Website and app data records
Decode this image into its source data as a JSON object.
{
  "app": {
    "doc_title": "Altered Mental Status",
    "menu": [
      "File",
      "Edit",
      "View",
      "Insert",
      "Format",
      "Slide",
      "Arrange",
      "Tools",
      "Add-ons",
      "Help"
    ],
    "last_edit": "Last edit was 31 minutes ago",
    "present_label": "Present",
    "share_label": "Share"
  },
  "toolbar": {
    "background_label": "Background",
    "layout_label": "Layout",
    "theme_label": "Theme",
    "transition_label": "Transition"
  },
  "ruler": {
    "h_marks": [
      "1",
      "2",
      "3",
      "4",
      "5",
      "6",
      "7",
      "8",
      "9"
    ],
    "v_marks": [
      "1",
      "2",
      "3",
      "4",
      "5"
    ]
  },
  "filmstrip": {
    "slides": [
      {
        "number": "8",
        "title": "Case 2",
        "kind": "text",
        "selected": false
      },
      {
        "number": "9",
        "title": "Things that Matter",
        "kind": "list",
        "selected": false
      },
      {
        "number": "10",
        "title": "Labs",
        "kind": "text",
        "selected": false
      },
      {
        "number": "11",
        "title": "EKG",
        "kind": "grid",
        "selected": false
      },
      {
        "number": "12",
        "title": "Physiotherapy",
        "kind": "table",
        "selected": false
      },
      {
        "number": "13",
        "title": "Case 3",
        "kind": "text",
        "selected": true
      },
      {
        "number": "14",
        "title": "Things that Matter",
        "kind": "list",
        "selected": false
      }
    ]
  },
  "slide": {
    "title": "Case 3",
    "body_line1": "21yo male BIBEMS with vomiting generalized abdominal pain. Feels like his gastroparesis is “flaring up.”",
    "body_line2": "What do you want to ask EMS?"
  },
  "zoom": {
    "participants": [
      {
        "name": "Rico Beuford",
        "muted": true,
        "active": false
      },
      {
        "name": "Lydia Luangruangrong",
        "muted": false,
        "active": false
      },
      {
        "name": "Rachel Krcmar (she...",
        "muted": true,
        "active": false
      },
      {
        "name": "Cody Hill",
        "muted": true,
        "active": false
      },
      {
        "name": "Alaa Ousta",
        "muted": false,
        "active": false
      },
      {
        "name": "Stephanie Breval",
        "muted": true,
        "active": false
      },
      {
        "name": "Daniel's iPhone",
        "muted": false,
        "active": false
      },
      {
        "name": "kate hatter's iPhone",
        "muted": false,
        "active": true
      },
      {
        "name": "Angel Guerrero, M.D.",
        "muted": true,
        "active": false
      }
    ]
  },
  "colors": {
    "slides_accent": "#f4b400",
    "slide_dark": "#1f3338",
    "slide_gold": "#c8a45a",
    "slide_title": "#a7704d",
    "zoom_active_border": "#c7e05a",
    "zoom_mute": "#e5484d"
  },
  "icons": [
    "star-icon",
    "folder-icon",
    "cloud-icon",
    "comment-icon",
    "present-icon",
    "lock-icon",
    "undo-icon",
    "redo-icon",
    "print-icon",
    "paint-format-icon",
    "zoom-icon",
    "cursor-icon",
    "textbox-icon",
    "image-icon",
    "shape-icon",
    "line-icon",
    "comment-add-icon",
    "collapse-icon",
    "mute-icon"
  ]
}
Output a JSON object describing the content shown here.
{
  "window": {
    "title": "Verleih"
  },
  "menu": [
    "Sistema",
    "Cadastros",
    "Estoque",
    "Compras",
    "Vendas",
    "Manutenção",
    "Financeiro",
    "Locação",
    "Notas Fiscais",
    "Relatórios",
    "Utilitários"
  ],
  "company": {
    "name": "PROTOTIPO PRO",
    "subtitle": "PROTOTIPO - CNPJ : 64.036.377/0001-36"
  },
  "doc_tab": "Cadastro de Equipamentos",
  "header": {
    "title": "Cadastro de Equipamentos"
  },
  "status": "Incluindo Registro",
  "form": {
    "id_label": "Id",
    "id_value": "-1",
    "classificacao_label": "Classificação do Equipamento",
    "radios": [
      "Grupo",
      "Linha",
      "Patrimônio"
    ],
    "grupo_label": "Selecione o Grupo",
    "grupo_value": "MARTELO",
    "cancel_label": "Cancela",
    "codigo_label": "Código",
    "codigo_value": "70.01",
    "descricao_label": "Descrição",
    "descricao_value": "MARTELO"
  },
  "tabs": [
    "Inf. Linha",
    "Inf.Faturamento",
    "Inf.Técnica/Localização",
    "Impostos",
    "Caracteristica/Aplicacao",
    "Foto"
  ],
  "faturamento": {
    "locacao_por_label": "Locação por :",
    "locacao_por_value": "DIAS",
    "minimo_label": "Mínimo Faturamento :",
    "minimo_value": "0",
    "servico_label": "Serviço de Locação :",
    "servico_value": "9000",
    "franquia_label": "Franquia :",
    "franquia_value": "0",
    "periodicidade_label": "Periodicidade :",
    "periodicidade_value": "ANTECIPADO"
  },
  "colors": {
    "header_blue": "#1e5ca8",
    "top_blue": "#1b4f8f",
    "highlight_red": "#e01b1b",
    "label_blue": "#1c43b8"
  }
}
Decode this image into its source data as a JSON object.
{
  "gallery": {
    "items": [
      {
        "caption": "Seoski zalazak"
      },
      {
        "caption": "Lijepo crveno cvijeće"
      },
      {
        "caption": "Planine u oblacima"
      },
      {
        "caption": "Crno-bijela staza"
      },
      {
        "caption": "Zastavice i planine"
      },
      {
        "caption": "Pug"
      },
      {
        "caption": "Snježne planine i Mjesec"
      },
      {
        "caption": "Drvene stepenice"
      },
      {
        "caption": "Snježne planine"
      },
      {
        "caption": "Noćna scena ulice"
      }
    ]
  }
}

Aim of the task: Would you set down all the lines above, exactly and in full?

Answer to this exercise:
Decode this image into its source data as a JSON object.
{
  "app": {
    "doc_title": "Altered Mental Status",
    "menu": [
      "File",
      "Edit",
      "View",
      "Insert",
      "Format",
      "Slide",
      "Arrange",
      "Tools",
      "Add-ons",
      "Help"
    ],
    "last_edit": "Last edit was 31 minutes ago",
    "present_label": "Present",
    "share_label": "Share"
  },
  "toolbar": {
    "background_label": "Background",
    "layout_label": "Layout",
    "theme_label": "Theme",
    "transition_label": "Transition"
  },
  "ruler": {
    "h_marks": [
      "1",
      "2",
      "3",
      "4",
      "5",
      "6",
      "7",
      "8",
      "9"
    ],
    "v_marks": [
      "1",
      "2",
      "3",
      "4",
      "5"
    ]
  },
  "filmstrip": {
    "slides": [
      {
        "number": "8",
        "title": "Case 2",
        "kind": "text",
        "selected": false
      },
      {
        "number": "9",
        "title": "Things that Matter",
        "kind": "list",
        "selected": false
      },
      {
        "number": "10",
        "title": "Labs",
        "kind": "text",
        "selected": false
      },
      {
        "number": "11",
        "title": "EKG",
        "kind": "grid",
        "selected": false
      },
      {
        "number": "12",
        "title": "Physiotherapy",
        "kind": "table",
        "selected": false
      },
      {
        "number": "13",
        "title": "Case 3",
        "kind": "text",
        "selected": true
      },
      {
        "number": "14",
        "title": "Things that Matter",
        "kind": "list",
        "selected": false
      }
    ]
  },
  "slide": {
    "title": "Case 3",
    "body_line1": "21yo male BIBEMS with vomiting generalized abdominal pain. Feels like his gastroparesis is “flaring up.”",
    "body_line2": "What do you want to ask EMS?"
  },
  "zoom": {
    "participants": [
      {
        "name": "Rico Beuford",
        "muted": true,
        "active": false
      },
      {
        "name": "Lydia Luangruangrong",
        "muted": false,
        "active": false
      },
      {
        "name": "Rachel Krcmar (she...",
        "muted": true,
        "active": false
      },
      {
        "name": "Cody Hill",
        "muted": true,
        "active": false
      },
      {
        "name": "Alaa Ousta",
        "muted": false,
        "active": false
      },
      {
        "name": "Stephanie Breval",
        "muted": true,
        "active": false
      },
      {
        "name": "Daniel's iPhone",
        "muted": false,
        "active": false
      },
      {
        "name": "kate hatter's iPhone",
        "muted": false,
        "active": true
      },
      {
        "name": "Angel Guerrero, M.D.",
        "muted": true,
        "active": false
      }
    ]
  },
  "colors": {
    "slides_accent": "#f4b400",
    "slide_dark": "#1f3338",
    "slide_gold": "#c8a45a",
    "slide_title": "#a7704d",
    "zoom_active_border": "#c7e05a",
    "zoom_mute": "#e5484d"
  },
  "icons": [
    "star-icon",
    "folder-icon",
    "cloud-icon",
    "comment-icon",
    "present-icon",
    "lock-icon",
    "undo-icon",
    "redo-icon",
    "print-icon",
    "paint-format-icon",
    "zoom-icon",
    "cursor-icon",
    "textbox-icon",
    "image-icon",
    "shape-icon",
    "line-icon",
    "comment-add-icon",
    "collapse-icon",
    "mute-icon"
  ]
}
Output a JSON object describing the content shown here.
{
  "window": {
    "title": "Verleih"
  },
  "menu": [
    "Sistema",
    "Cadastros",
    "Estoque",
    "Compras",
    "Vendas",
    "Manutenção",
    "Financeiro",
    "Locação",
    "Notas Fiscais",
    "Relatórios",
    "Utilitários"
  ],
  "company": {
    "name": "PROTOTIPO PRO",
    "subtitle": "PROTOTIPO - CNPJ : 64.036.377/0001-36"
  },
  "doc_tab": "Cadastro de Equipamentos",
  "header": {
    "title": "Cadastro de Equipamentos"
  },
  "status": "Incluindo Registro",
  "form": {
    "id_label": "Id",
    "id_value": "-1",
    "classificacao_label": "Classificação do Equipamento",
    "radios": [
      "Grupo",
      "Linha",
      "Patrimônio"
    ],
    "grupo_label": "Selecione o Grupo",
    "grupo_value": "MARTELO",
    "cancel_label": "Cancela",
    "codigo_label": "Código",
    "codigo_value": "70.01",
    "descricao_label": "Descrição",
    "descricao_value": "MARTELO"
  },
  "tabs": [
    "Inf. Linha",
    "Inf.Faturamento",
    "Inf.Técnica/Localização",
    "Impostos",
    "Caracteristica/Aplicacao",
    "Foto"
  ],
  "faturamento": {
    "locacao_por_label": "Locação por :",
    "locacao_por_value": "DIAS",
    "minimo_label": "Mínimo Faturamento :",
    "minimo_value": "0",
    "servico_label": "Serviço de Locação :",
    "servico_value": "9000",
    "franquia_label": "Franquia :",
    "franquia_value": "0",
    "periodicidade_label": "Periodicidade :",
    "periodicidade_value": "ANTECIPADO"
  },
  "colors": {
    "header_blue": "#1e5ca8",
    "top_blue": "#1b4f8f",
    "highlight_red": "#e01b1b",
    "label_blue": "#1c43b8"
  }
}
Decode this image into its source data as a JSON object.
{
  "gallery": {
    "items": [
      {
        "caption": "Seoski zalazak"
      },
      {
        "caption": "Lijepo crveno cvijeće"
      },
      {
        "caption": "Planine u oblacima"
      },
      {
        "caption": "Crno-bijela staza"
      },
      {
        "caption": "Zastavice i planine"
      },
      {
        "caption": "Pug"
      },
      {
        "caption": "Snježne planine i Mjesec"
      },
      {
        "caption": "Drvene stepenice"
      },
      {
        "caption": "Snježne planine"
      },
      {
        "caption": "Noćna scena ulice"
      }
    ]
  }
}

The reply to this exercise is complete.